PROBLEM TO WORK ON: Whenever a picture appears, leave it out while repeating all the other data exactly.

Dataset rows describing interfaces:

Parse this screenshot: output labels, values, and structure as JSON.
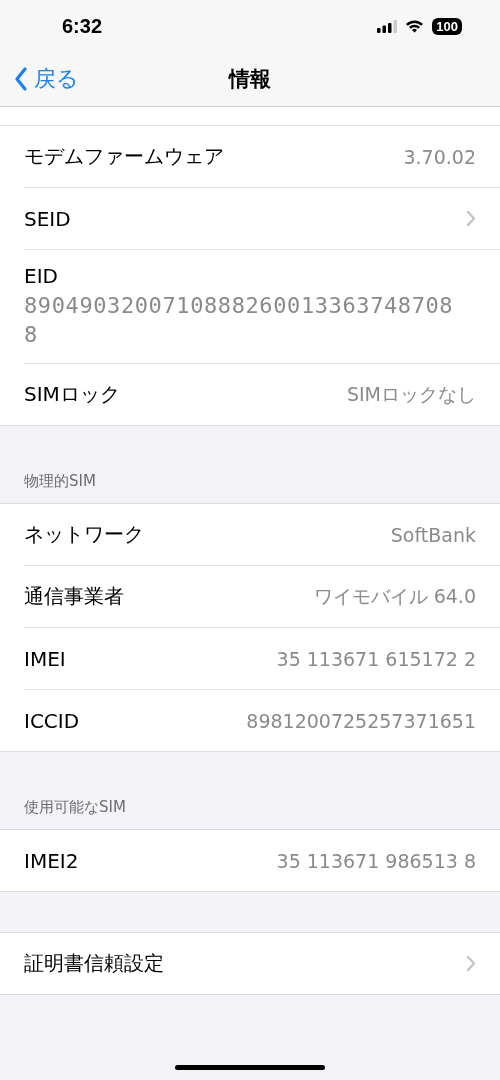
{
  "status_bar": {
    "time": "6:32",
    "battery": "100"
  },
  "nav": {
    "back": "戻る",
    "title": "情報"
  },
  "sections": [
    {
      "rows": [
        {
          "kind": "value",
          "label": "モデムファームウェア",
          "value": "3.70.02"
        },
        {
          "kind": "chevron",
          "label": "SEID"
        },
        {
          "kind": "stacked",
          "label": "EID",
          "value": "89049032007108882600133637487088"
        },
        {
          "kind": "value",
          "label": "SIMロック",
          "value": "SIMロックなし"
        }
      ]
    },
    {
      "header": "物理的SIM",
      "rows": [
        {
          "kind": "value",
          "label": "ネットワーク",
          "value": "SoftBank"
        },
        {
          "kind": "value",
          "label": "通信事業者",
          "value": "ワイモバイル 64.0"
        },
        {
          "kind": "value",
          "label": "IMEI",
          "value": "35 113671 615172 2"
        },
        {
          "kind": "value",
          "label": "ICCID",
          "value": "8981200725257371651"
        }
      ]
    },
    {
      "header": "使用可能なSIM",
      "rows": [
        {
          "kind": "value",
          "label": "IMEI2",
          "value": "35 113671 986513 8"
        }
      ]
    },
    {
      "rows": [
        {
          "kind": "chevron",
          "label": "証明書信頼設定"
        }
      ]
    }
  ]
}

SOLUTION TO THIS TASK:
Parse this screenshot: output labels, values, and structure as JSON.
{
  "status_bar": {
    "time": "6:32",
    "battery": "100"
  },
  "nav": {
    "back": "戻る",
    "title": "情報"
  },
  "sections": [
    {
      "rows": [
        {
          "kind": "value",
          "label": "モデムファームウェア",
          "value": "3.70.02"
        },
        {
          "kind": "chevron",
          "label": "SEID"
        },
        {
          "kind": "stacked",
          "label": "EID",
          "value": "89049032007108882600133637487088"
        },
        {
          "kind": "value",
          "label": "SIMロック",
          "value": "SIMロックなし"
        }
      ]
    },
    {
      "header": "物理的SIM",
      "rows": [
        {
          "kind": "value",
          "label": "ネットワーク",
          "value": "SoftBank"
        },
        {
          "kind": "value",
          "label": "通信事業者",
          "value": "ワイモバイル 64.0"
        },
        {
          "kind": "value",
          "label": "IMEI",
          "value": "35 113671 615172 2"
        },
        {
          "kind": "value",
          "label": "ICCID",
          "value": "8981200725257371651"
        }
      ]
    },
    {
      "header": "使用可能なSIM",
      "rows": [
        {
          "kind": "value",
          "label": "IMEI2",
          "value": "35 113671 986513 8"
        }
      ]
    },
    {
      "rows": [
        {
          "kind": "chevron",
          "label": "証明書信頼設定"
        }
      ]
    }
  ]
}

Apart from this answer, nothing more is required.